Scan the entries that follow for the word "data", then report every line in which it appears.
ENTRIES SUPPLIED Start Marker
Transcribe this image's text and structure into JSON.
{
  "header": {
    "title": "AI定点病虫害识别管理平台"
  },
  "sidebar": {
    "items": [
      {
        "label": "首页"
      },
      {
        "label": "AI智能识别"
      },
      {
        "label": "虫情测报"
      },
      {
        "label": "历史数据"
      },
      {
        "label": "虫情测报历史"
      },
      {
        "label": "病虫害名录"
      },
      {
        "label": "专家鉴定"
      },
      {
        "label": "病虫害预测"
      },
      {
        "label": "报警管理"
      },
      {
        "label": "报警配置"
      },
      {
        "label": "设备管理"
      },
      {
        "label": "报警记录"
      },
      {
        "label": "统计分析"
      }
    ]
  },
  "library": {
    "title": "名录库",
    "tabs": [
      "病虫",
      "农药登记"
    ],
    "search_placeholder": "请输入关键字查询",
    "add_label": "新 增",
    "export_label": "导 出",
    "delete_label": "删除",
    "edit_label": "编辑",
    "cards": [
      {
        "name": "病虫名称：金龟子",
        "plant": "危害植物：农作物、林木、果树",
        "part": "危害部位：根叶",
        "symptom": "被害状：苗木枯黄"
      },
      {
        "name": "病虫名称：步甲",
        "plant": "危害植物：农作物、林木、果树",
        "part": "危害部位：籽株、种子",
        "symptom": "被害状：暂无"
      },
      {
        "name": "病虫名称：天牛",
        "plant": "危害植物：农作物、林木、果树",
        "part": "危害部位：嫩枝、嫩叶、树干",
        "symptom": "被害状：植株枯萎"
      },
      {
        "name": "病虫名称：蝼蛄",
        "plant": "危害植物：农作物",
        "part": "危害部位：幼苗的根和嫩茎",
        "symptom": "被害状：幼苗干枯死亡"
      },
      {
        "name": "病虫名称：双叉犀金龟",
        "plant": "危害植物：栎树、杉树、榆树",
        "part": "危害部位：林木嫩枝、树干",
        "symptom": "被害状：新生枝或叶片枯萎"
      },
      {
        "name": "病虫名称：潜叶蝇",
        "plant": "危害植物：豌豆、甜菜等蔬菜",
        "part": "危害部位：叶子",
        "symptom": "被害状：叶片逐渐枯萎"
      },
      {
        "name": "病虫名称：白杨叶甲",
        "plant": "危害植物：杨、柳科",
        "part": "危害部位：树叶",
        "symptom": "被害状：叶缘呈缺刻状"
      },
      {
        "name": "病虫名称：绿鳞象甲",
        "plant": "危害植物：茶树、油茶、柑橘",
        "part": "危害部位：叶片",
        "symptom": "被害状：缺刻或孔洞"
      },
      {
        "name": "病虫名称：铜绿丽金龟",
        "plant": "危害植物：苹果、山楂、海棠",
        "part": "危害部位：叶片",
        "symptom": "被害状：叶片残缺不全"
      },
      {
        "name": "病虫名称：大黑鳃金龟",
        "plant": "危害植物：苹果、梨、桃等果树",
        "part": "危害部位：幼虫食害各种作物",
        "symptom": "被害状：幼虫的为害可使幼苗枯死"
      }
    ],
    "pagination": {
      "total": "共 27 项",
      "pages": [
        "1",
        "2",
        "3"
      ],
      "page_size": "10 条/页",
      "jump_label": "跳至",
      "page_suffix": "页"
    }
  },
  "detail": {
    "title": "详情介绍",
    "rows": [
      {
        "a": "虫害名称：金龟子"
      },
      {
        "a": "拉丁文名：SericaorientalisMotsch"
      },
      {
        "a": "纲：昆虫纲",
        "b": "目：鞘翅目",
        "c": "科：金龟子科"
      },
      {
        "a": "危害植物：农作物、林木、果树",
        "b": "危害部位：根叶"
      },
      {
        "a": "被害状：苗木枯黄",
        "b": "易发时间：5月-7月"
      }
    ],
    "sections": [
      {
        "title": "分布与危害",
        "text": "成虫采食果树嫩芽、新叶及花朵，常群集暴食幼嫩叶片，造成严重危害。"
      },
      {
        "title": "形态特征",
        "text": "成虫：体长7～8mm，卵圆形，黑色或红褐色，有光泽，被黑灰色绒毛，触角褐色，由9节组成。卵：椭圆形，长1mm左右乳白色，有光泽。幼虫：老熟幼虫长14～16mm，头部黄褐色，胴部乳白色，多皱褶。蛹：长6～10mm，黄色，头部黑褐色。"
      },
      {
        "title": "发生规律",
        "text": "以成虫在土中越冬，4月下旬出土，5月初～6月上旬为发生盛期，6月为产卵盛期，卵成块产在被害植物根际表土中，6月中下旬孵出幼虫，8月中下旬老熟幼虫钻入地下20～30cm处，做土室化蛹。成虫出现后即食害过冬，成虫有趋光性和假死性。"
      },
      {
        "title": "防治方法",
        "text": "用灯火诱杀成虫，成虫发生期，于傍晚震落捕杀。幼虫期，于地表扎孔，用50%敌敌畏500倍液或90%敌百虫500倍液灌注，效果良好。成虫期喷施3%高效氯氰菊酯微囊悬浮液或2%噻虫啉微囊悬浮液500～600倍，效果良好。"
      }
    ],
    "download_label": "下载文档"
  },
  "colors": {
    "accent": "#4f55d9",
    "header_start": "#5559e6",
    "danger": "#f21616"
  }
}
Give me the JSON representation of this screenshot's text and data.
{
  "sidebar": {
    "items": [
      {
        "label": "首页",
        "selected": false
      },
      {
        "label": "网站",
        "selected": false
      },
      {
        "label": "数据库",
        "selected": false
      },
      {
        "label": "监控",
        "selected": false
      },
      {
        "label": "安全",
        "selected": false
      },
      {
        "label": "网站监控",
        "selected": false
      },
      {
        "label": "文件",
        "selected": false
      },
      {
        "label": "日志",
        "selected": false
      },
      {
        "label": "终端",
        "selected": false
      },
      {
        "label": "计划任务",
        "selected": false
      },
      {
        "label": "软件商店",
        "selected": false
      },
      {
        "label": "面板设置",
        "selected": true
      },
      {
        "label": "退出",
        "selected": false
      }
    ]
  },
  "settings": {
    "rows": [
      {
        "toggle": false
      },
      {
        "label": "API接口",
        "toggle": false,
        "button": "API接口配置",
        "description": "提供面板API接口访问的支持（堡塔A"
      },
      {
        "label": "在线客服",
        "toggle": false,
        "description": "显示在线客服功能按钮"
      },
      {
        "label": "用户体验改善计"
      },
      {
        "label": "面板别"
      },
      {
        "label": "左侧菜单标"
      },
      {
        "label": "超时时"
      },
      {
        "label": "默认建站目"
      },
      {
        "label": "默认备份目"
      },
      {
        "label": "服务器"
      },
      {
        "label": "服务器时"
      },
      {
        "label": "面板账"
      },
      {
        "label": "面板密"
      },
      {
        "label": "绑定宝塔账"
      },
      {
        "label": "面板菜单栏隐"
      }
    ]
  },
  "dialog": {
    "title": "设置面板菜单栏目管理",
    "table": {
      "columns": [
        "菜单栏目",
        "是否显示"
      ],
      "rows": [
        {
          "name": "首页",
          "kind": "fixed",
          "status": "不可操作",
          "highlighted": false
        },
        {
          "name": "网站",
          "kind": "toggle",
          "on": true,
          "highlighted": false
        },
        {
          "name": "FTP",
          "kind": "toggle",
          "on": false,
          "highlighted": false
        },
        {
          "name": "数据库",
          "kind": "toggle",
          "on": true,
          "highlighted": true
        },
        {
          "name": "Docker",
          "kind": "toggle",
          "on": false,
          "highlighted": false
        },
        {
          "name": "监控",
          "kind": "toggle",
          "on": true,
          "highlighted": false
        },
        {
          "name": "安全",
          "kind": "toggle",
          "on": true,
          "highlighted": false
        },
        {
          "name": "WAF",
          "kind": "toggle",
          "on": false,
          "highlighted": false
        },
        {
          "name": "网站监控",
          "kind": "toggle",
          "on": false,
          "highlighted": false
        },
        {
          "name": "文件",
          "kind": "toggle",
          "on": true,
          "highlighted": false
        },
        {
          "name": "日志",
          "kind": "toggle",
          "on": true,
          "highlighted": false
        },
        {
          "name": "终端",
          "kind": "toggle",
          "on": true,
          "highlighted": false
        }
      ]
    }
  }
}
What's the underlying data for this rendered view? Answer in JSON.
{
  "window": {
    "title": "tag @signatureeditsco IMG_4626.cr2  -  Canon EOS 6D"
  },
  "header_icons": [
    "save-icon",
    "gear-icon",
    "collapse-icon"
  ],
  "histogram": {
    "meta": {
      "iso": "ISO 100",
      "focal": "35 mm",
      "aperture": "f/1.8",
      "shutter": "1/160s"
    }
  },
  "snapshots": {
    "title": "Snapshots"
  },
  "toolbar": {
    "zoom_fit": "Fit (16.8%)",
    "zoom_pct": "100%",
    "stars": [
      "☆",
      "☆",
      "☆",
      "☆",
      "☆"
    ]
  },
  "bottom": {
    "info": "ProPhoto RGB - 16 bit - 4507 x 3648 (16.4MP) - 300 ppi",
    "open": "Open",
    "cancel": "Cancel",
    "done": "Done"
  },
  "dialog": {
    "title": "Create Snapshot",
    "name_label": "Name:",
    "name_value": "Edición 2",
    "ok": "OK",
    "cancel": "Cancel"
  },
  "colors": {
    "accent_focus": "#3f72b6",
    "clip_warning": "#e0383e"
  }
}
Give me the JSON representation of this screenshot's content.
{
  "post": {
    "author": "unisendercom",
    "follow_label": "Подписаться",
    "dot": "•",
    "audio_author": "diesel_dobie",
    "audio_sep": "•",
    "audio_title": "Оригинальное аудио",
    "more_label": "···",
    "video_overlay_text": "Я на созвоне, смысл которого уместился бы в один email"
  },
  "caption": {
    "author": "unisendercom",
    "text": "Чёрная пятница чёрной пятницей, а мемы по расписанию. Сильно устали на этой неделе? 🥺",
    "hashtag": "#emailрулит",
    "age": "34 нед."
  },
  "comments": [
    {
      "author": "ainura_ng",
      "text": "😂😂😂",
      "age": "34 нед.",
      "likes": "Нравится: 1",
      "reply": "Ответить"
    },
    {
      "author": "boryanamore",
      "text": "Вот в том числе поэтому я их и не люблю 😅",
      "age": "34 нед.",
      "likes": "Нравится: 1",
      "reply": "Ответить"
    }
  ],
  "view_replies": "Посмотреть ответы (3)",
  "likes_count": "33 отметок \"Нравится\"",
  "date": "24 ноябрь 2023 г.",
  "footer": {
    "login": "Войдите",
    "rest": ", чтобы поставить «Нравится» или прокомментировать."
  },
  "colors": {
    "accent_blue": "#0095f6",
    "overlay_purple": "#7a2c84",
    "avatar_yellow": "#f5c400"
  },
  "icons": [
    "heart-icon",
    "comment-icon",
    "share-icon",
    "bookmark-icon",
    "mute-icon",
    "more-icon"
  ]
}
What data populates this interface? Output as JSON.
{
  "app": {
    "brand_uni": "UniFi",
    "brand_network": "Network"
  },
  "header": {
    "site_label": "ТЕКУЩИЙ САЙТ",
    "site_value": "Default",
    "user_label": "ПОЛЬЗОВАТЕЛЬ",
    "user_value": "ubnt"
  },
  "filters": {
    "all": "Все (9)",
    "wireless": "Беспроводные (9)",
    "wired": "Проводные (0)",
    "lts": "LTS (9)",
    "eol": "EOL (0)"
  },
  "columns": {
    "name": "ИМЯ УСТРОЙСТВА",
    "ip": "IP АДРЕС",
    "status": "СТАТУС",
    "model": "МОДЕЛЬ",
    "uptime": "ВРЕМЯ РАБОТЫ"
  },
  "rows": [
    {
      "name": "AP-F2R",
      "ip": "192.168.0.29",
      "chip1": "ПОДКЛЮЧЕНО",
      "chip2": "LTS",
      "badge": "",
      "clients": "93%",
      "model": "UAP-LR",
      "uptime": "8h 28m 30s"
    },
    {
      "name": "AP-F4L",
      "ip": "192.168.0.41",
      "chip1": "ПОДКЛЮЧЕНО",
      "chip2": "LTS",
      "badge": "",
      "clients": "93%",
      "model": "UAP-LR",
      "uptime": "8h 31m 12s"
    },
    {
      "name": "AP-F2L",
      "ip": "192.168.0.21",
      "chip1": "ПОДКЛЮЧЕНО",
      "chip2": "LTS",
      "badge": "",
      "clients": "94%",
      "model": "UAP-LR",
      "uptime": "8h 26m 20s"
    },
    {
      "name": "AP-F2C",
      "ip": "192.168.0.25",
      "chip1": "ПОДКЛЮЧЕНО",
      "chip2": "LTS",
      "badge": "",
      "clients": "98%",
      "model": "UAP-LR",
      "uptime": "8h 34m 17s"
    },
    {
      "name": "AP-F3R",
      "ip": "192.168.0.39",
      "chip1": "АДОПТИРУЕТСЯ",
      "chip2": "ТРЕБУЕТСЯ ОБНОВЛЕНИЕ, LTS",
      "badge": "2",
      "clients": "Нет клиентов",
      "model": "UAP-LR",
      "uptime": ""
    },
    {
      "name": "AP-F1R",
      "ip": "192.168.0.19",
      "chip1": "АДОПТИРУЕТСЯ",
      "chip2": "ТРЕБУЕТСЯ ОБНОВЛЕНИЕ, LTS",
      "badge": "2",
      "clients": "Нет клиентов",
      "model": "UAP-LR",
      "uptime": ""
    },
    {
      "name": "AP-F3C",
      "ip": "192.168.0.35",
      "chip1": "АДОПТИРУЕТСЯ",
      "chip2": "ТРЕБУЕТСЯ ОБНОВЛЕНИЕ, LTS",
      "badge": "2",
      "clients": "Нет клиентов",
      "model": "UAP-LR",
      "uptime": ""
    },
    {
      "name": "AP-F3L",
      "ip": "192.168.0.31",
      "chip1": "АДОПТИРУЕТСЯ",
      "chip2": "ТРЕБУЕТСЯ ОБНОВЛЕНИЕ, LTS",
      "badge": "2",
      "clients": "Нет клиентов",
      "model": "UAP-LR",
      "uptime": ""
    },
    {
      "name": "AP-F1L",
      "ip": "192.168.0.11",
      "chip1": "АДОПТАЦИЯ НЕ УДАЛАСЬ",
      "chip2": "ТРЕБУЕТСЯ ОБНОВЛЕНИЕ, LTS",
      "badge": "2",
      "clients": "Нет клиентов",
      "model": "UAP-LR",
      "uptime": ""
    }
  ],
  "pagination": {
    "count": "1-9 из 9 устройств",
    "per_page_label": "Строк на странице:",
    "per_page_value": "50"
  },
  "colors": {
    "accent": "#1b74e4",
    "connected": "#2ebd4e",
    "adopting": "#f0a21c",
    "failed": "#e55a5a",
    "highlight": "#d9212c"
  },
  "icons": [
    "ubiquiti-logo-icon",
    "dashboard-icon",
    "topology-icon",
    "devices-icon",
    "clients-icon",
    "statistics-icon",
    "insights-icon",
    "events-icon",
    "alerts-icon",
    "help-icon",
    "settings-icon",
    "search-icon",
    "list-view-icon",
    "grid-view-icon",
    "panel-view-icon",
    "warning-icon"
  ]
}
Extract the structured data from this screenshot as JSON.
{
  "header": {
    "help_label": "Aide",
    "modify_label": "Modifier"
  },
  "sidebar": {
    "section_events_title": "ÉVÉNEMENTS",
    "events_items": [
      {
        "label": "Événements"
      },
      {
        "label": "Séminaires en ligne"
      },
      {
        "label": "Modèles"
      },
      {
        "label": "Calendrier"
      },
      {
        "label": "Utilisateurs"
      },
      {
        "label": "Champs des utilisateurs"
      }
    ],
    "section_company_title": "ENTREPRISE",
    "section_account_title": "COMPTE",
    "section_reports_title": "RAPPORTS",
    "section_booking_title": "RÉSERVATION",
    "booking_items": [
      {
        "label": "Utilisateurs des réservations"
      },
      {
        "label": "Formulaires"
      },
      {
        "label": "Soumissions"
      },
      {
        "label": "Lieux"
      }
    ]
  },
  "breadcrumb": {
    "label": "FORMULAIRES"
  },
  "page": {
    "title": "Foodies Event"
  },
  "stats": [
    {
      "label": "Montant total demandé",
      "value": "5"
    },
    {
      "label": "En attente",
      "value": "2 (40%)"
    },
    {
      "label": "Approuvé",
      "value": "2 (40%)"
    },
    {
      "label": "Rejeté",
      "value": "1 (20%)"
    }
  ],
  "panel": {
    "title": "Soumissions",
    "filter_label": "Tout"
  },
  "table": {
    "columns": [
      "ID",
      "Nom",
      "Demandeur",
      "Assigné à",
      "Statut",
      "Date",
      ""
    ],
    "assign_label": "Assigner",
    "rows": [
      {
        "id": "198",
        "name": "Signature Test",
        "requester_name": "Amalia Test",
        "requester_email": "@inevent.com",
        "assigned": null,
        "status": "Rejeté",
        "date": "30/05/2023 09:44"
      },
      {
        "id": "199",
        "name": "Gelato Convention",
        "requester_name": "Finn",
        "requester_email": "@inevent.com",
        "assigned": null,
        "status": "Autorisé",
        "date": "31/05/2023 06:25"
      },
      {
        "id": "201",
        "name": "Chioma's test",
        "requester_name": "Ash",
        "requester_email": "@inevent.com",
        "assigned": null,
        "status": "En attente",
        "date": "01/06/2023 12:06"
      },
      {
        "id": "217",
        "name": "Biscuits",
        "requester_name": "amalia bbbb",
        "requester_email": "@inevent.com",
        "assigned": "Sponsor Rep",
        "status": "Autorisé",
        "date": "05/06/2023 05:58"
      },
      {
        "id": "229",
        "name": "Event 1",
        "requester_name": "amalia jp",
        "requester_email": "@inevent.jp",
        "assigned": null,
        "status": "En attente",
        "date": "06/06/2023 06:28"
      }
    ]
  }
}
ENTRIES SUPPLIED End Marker
_OUTPUT OF THE EXERCISE_.
Give me the JSON representation of this screenshot's text and data.
What's the underlying data for this rendered view? Answer in JSON.
What data populates this interface? Output as JSON.
Extract the structured data from this screenshot as JSON.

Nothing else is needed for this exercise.